WHAT THE TASK REQUIRES:
Report all lines from the entries below in which "data" appears.

━━━━━━

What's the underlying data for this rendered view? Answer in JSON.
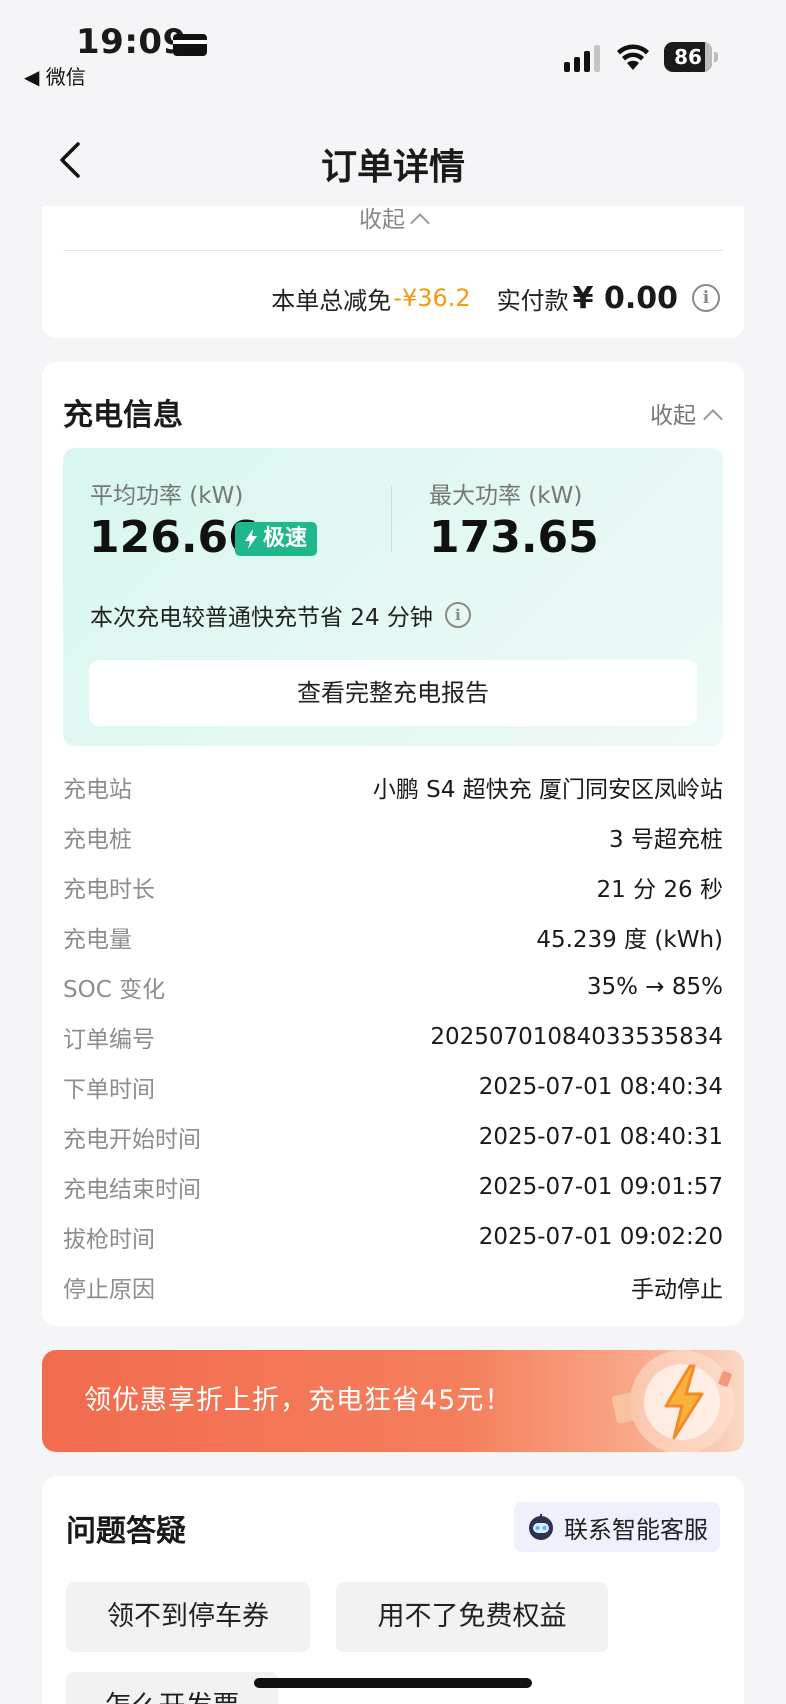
{
  "status_bar": {
    "time": "19:09",
    "back_app": "◀ 微信",
    "battery": "86",
    "battery_level": 0.86
  },
  "nav": {
    "title": "订单详情"
  },
  "summary": {
    "collapse_label": "收起",
    "discount_label": "本单总减免",
    "discount_value": "-¥36.2",
    "paid_label": "实付款",
    "paid_value": "¥ 0.00"
  },
  "charge_info": {
    "title": "充电信息",
    "collapse_label": "收起",
    "avg_power_label": "平均功率 (kW)",
    "avg_power_value": "126.66",
    "speed_badge": "极速",
    "max_power_label": "最大功率 (kW)",
    "max_power_value": "173.65",
    "saving_text": "本次充电较普通快充节省 24 分钟",
    "report_button": "查看完整充电报告",
    "details": [
      {
        "label": "充电站",
        "value": "小鹏 S4 超快充 厦门同安区凤岭站"
      },
      {
        "label": "充电桩",
        "value": "3 号超充桩"
      },
      {
        "label": "充电时长",
        "value": "21 分 26 秒"
      },
      {
        "label": "充电量",
        "value": "45.239 度 (kWh)"
      },
      {
        "label": "SOC 变化",
        "value": "35% → 85%"
      },
      {
        "label": "订单编号",
        "value": "20250701084033535834"
      },
      {
        "label": "下单时间",
        "value": "2025-07-01 08:40:34"
      },
      {
        "label": "充电开始时间",
        "value": "2025-07-01 08:40:31"
      },
      {
        "label": "充电结束时间",
        "value": "2025-07-01 09:01:57"
      },
      {
        "label": "拔枪时间",
        "value": "2025-07-01 09:02:20"
      },
      {
        "label": "停止原因",
        "value": "手动停止"
      }
    ]
  },
  "promo": {
    "text": "领优惠享折上折，充电狂省45元！"
  },
  "faq": {
    "title": "问题答疑",
    "service_button": "联系智能客服",
    "chips": [
      "领不到停车券",
      "用不了免费权益",
      "怎么开发票"
    ]
  },
  "colors": {
    "accent_green": "#1eb88c",
    "discount_orange": "#f29a12",
    "promo_orange": "#f26b4e"
  },
  "icons": [
    "card-icon",
    "signal-icon",
    "wifi-icon",
    "battery-icon",
    "back-arrow-icon",
    "chevron-up-icon",
    "info-icon",
    "bolt-icon",
    "lightning-promo-icon",
    "robot-icon"
  ]
}
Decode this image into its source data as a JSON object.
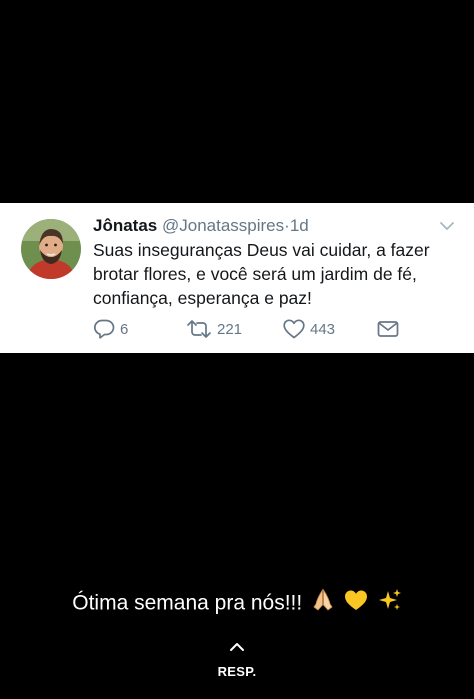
{
  "tweet": {
    "author_name": "Jônatas",
    "handle": "@Jonatasspires",
    "separator": "·",
    "time": "1d",
    "text": "Suas inseguranças Deus vai cuidar, a fazer brotar flores, e você será um jardim de fé, confiança, esperança e paz!",
    "reply_count": "6",
    "retweet_count": "221",
    "like_count": "443",
    "icons": {
      "reply": "reply-icon",
      "retweet": "retweet-icon",
      "like": "heart-icon",
      "dm": "envelope-icon",
      "menu": "chevron-down-icon"
    }
  },
  "post": {
    "caption": "Ótima semana pra nós!!!",
    "caption_emojis": [
      "praying-hands-emoji",
      "yellow-heart-emoji",
      "sparkles-emoji"
    ]
  },
  "reply_control": {
    "label": "RESP.",
    "icon": "chevron-up-icon"
  },
  "colors": {
    "background": "#000000",
    "card": "#ffffff",
    "text_primary": "#14171a",
    "text_secondary": "#657786"
  }
}
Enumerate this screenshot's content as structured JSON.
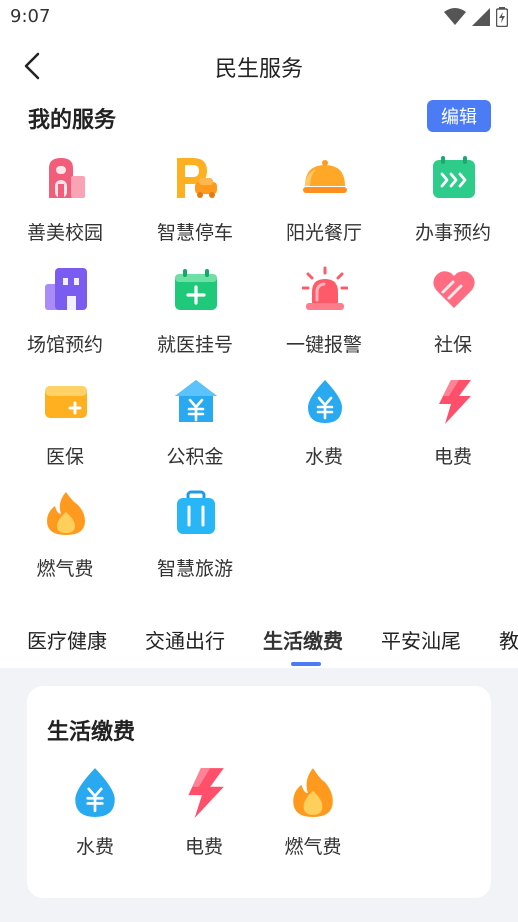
{
  "status_bar": {
    "time": "9:07"
  },
  "header": {
    "title": "民生服务"
  },
  "my_services": {
    "title": "我的服务",
    "edit_label": "编辑",
    "items": [
      {
        "label": "善美校园",
        "icon": "campus-building-icon"
      },
      {
        "label": "智慧停车",
        "icon": "parking-icon"
      },
      {
        "label": "阳光餐厅",
        "icon": "dining-cloche-icon"
      },
      {
        "label": "办事预约",
        "icon": "calendar-icon"
      },
      {
        "label": "场馆预约",
        "icon": "venue-building-icon"
      },
      {
        "label": "就医挂号",
        "icon": "medical-register-icon"
      },
      {
        "label": "一键报警",
        "icon": "alarm-siren-icon"
      },
      {
        "label": "社保",
        "icon": "heart-icon"
      },
      {
        "label": "医保",
        "icon": "medical-insurance-card-icon"
      },
      {
        "label": "公积金",
        "icon": "housing-fund-icon"
      },
      {
        "label": "水费",
        "icon": "water-drop-icon"
      },
      {
        "label": "电费",
        "icon": "lightning-icon"
      },
      {
        "label": "燃气费",
        "icon": "flame-icon"
      },
      {
        "label": "智慧旅游",
        "icon": "luggage-icon"
      }
    ]
  },
  "tabs": [
    {
      "label": "医疗健康"
    },
    {
      "label": "交通出行"
    },
    {
      "label": "生活缴费",
      "active": true
    },
    {
      "label": "平安汕尾"
    },
    {
      "label": "教"
    }
  ],
  "category_panel": {
    "title": "生活缴费",
    "items": [
      {
        "label": "水费",
        "icon": "water-drop-icon"
      },
      {
        "label": "电费",
        "icon": "lightning-icon"
      },
      {
        "label": "燃气费",
        "icon": "flame-icon"
      }
    ]
  },
  "colors": {
    "accent": "#4b7bf5",
    "page_bg": "#f2f3f7"
  }
}
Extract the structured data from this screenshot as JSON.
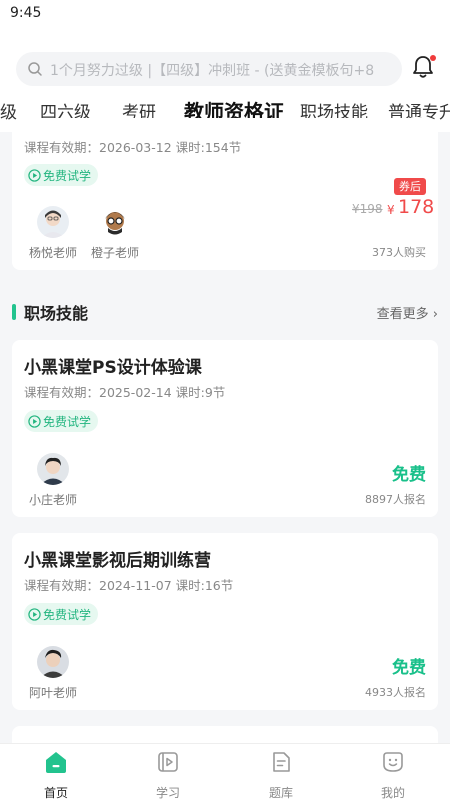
{
  "status_bar": {
    "time": "9:45"
  },
  "search": {
    "placeholder": "1个月努力过级 |【四级】冲刺班 - (送黄金模板句+8"
  },
  "tabs": [
    {
      "label": "级"
    },
    {
      "label": "四六级"
    },
    {
      "label": "考研"
    },
    {
      "label": "教师资格证",
      "active": true
    },
    {
      "label": "职场技能"
    },
    {
      "label": "普通专升本"
    }
  ],
  "courses_top": {
    "meta": "课程有效期：2026-03-12   课时:154节",
    "trial": "免费试学",
    "teachers": [
      {
        "name": "杨悦老师"
      },
      {
        "name": "橙子老师"
      }
    ],
    "coupon": "券后",
    "price_old": "¥198",
    "price_symbol": "¥",
    "price_new": "178",
    "buyers": "373人购买"
  },
  "section": {
    "title": "职场技能",
    "more": "查看更多"
  },
  "courses": [
    {
      "title": "小黑课堂PS设计体验课",
      "meta": "课程有效期：2025-02-14   课时:9节",
      "trial": "免费试学",
      "teacher": "小庄老师",
      "price": "免费",
      "count": "8897人报名"
    },
    {
      "title": "小黑课堂影视后期训练营",
      "meta": "课程有效期：2024-11-07   课时:16节",
      "trial": "免费试学",
      "teacher": "阿叶老师",
      "price": "免费",
      "count": "4933人报名"
    }
  ],
  "tabbar": [
    {
      "label": "首页",
      "icon": "home-icon",
      "active": true
    },
    {
      "label": "学习",
      "icon": "study-icon"
    },
    {
      "label": "题库",
      "icon": "question-bank-icon"
    },
    {
      "label": "我的",
      "icon": "profile-icon"
    }
  ],
  "colors": {
    "accent": "#22c38e",
    "price_red": "#f04a4a",
    "free_green": "#19c08a"
  }
}
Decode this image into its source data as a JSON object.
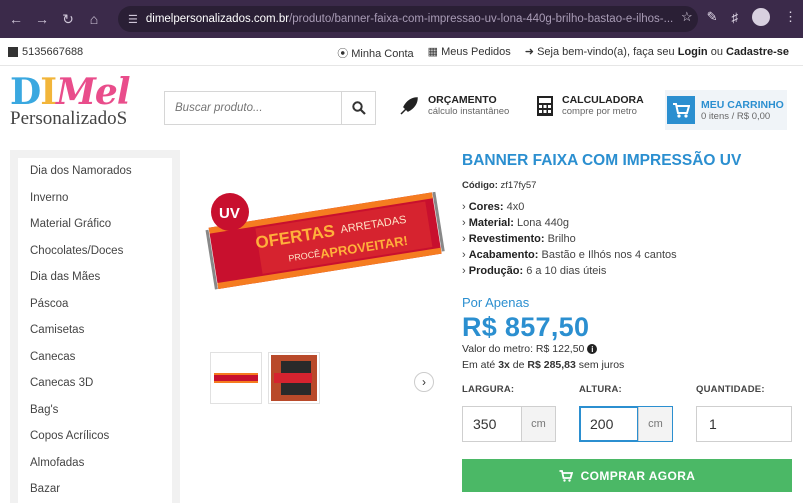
{
  "browser": {
    "url_domain": "dimelpersonalizados.com.br",
    "url_path": "/produto/banner-faixa-com-impressao-uv-lona-440g-brilho-bastao-e-ilhos-..."
  },
  "topbar": {
    "phone": "5135667688",
    "account": "Minha Conta",
    "orders": "Meus Pedidos",
    "welcome_prefix": "Seja bem-vindo(a), faça seu ",
    "login": "Login",
    "or": " ou ",
    "register": "Cadastre-se"
  },
  "header": {
    "logo_top": "DIMel",
    "logo_bottom": "PersonalizadoS",
    "search_placeholder": "Buscar produto...",
    "quote_title": "ORÇAMENTO",
    "quote_sub": "cálculo instantâneo",
    "calc_title": "CALCULADORA",
    "calc_sub": "compre por metro",
    "cart_title": "MEU CARRINHO",
    "cart_sub": "0 itens / R$ 0,00"
  },
  "sidebar": {
    "items": [
      "Dia dos Namorados",
      "Inverno",
      "Material Gráfico",
      "Chocolates/Doces",
      "Dia das Mães",
      "Páscoa",
      "Camisetas",
      "Canecas",
      "Canecas 3D",
      "Bag's",
      "Copos Acrílicos",
      "Almofadas",
      "Bazar"
    ]
  },
  "product": {
    "banner_badge": "UV",
    "banner_line1a": "OFERTAS",
    "banner_line1b": "ARRETADAS",
    "banner_line2a": "PROCÊ",
    "banner_line2b": "APROVEITAR!",
    "title": "BANNER FAIXA COM IMPRESSÃO UV",
    "code_label": "Código:",
    "code_value": "zf17fy57",
    "specs": [
      {
        "label": "Cores:",
        "value": "4x0"
      },
      {
        "label": "Material:",
        "value": "Lona 440g"
      },
      {
        "label": "Revestimento:",
        "value": "Brilho"
      },
      {
        "label": "Acabamento:",
        "value": "Bastão e Ilhós nos 4 cantos"
      },
      {
        "label": "Produção:",
        "value": "6 a 10 dias úteis"
      }
    ],
    "price_prefix": "Por Apenas",
    "price": "R$ 857,50",
    "meter_price": "Valor do metro: R$ 122,50",
    "installment_prefix": "Em até ",
    "installment_count": "3x",
    "installment_mid": " de ",
    "installment_value": "R$ 285,83",
    "installment_suffix": " sem juros"
  },
  "dims": {
    "width_label": "LARGURA:",
    "width_value": "350",
    "height_label": "ALTURA:",
    "height_value": "200",
    "unit": "cm",
    "qty_label": "QUANTIDADE:",
    "qty_value": "1"
  },
  "buy_label": "COMPRAR AGORA",
  "colors": {
    "accent": "#2b8fd0",
    "buy": "#4bb866",
    "banner_red": "#c8102e",
    "banner_orange": "#f57c20"
  }
}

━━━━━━

ANSWER TO THIS EXERCISE:
What's the underlying data for this rendered view? Answer in JSON.
Decode this image into its source data as a JSON object.
Extract the structured data from this screenshot as JSON.
Decode this image into its source data as a JSON object.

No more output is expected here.